I am standing in front of a mirror and trying to obey the women’s magazine that tells me to be content with myself.
If I face the mirror and screw up my eyes a little, I do not look so bad, but standing sideways I feel frustrated. Where is the nice, slim waistline that I wanted to get back soon after the birth of my youngest baby? I can see no sign of it in the mirror. My image actually looks as if I were still halfway through pregnancy.
I shudder to think that I should do something about it. Yet I know it would be good for my health and self-esteem, once again, to get rid of the extra twenty kilos that I put on during pregnancy. They came so easily and comfortably, but not even willpower or active brainwork will make them go away. The simple rule to burn more calories than to take in is not easy to follow, at least for me.
I find it hard to accept my weight gain during pregnancy, but there seems to be no way to prevent it. My body is like a huge suction apparatus that pulls in weight all the more effectively as the due date approaches. For my last six children, I have refused to step on the scales in the maternity clinic. Weighing would have only increased my anxiety, even if I had chosen to wear light clothing or go to the bathroom one more time. The nurses have tried to persuade me to be weighed, but I have told them that I very much appreciate Finnish maternity care, thank you, but will just skip the scales. I think it is not right to force an adult in a sensitive frame of mind to be weighed if she feels terrible about it. And since the nurses, and even the doctors, would have been unable to lift me on the scales, they have abided by my decision.
One doctor once said to me that my pregnancy seemed to going well and that I had not even gained too much weight. I told him I had actually gained more than 20 kilos. He was astonished and doubted if that was even possible. When my patient files proved me right, he stared at me for a while, clearly intrigued by this medical prodigy. He said such a weight gain should not be possible in such a short time and was not even showing in my appearance. He then went on to say that I probably belong to the rare group of people who suffer from swelling of the internal organs in addition to swollen ankles.

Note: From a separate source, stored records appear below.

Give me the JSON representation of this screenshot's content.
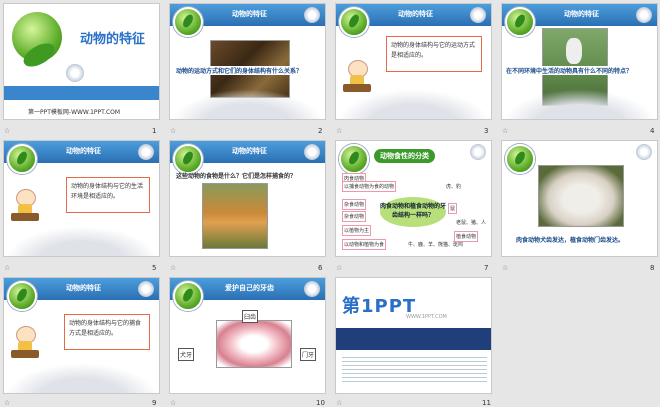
{
  "slides": [
    {
      "number": "1",
      "title": "动物的特征",
      "footer": "第一PPT模板网-WWW.1PPT.COM"
    },
    {
      "number": "2",
      "title": "动物的特征",
      "question": "动物的运动方式和它们的身体结构有什么关系？"
    },
    {
      "number": "3",
      "title": "动物的特征",
      "callout": "动物的身体结构与它的运动方式是相适应的。"
    },
    {
      "number": "4",
      "title": "动物的特征",
      "question": "在不同环境中生活的动物具有什么不同的特点？"
    },
    {
      "number": "5",
      "title": "动物的特征",
      "callout": "动物的身体结构与它的生活环境是相适应的。"
    },
    {
      "number": "6",
      "title": "动物的特征",
      "question": "这些动物的食物是什么？它们是怎样捕食的？"
    },
    {
      "number": "7",
      "title": "动物食性的分类",
      "center": "肉食动物和植食动物的牙齿结构一样吗？",
      "labels": [
        "肉食动物",
        "以捕食动物为食的动物",
        "虎、豹",
        "杂食动物",
        "以植物为主",
        "鼠",
        "老鼠、猪、人",
        "杂食动物",
        "以动物和植物为食",
        "牛、鹿、羊、熊猫、斑鸠",
        "植食动物"
      ]
    },
    {
      "number": "8",
      "title": "动物的特征",
      "question": "肉食动物犬齿发达，植食动物门齿发达。"
    },
    {
      "number": "9",
      "title": "动物的特征",
      "callout": "动物的身体结构与它的捕食方式是相适应的。"
    },
    {
      "number": "10",
      "title": "爱护自己的牙齿",
      "labels": [
        "臼齿",
        "犬牙",
        "门牙"
      ]
    },
    {
      "number": "11",
      "logo": "第1PPT",
      "url_text": "WWW.1PPT.COM"
    }
  ]
}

Oh, how I felt like laughing. Internal organs! This was the first time my thighs were called internal organs. Anyway, it is good to have a medical diagnosis to show that I possess a large heart during my pregnancies. The doctor also explained that such weight gain is partly hormonal and due to altered metabolism, which seemed a perfectly acceptable explanation to me. It sounded good and plausible. My dear husband pointed out, however, that he had never heard chocolate to be called a hormone. But then, he is not a medical specialist. Just a builder.
In October we had a lovely baby boy, and I guess I am now in for my twelfth slimming project. It is not fun, but I made a serious New Year’s resolution about Healthy Life. I still cherish our four-year-old’s comment to his cousin at a family get-together, “All the others in our family are skinnies except mom.” I did not feel offended. Not in the least. It just strengthened my determination. I am not even aiming at skinniness, but I would love to fit into my clothes. Sure enough, I have a set of different sizes in my wardrobe for the different stages of the woman’s life. I hope some of you have, too.
When I first put on my snow pants and went for a walk, the pants were so tight that I could only take very short steps, which did not exactly make me feel euphoric about my physical achievement. But I could only blame myself, my pants were completely innocent. I just hope I will be brave enough to try them on again soon.
I have often remembered the old slogan that we used to have on milk cartons: ”There is a small cow inside each of us.” I have realized that inside me there is still the same young girl who was ashamed of her prominent hip bones in high school. Oh, how happy I would be now just to feel my hip bones with my fingers!
This young girl inside me has problems recognizing herself in the mirror. I would love to get closer to my original self again, and I have asked others to help and support me in my slimming project. I also asked my husband to encourage and support me, because I am well aware of my weakness and the temptations I will encounter on the way. I asked him to support me if I was ever going to give in and go on an eating binge. He promised to do that. Of course. Isn’t he wonderful!
At some point I began to feel like giving up, and when my husband was going grocery shopping, I asked him to bring me something good. Waiting for him to return, I was dreaming of the taste of chocolate on my tongue. You can imagine my disappointment when he brought me a rutabaga. I did not feel like laughing then, but I can laugh about it now.
”Rutabaga is good”, my dear husband said. It sure is. And healthy.
Text: Satu Luokkanen
Translation: Sirkka-Liisa Leinonen
You will find the original Finnish blog post here.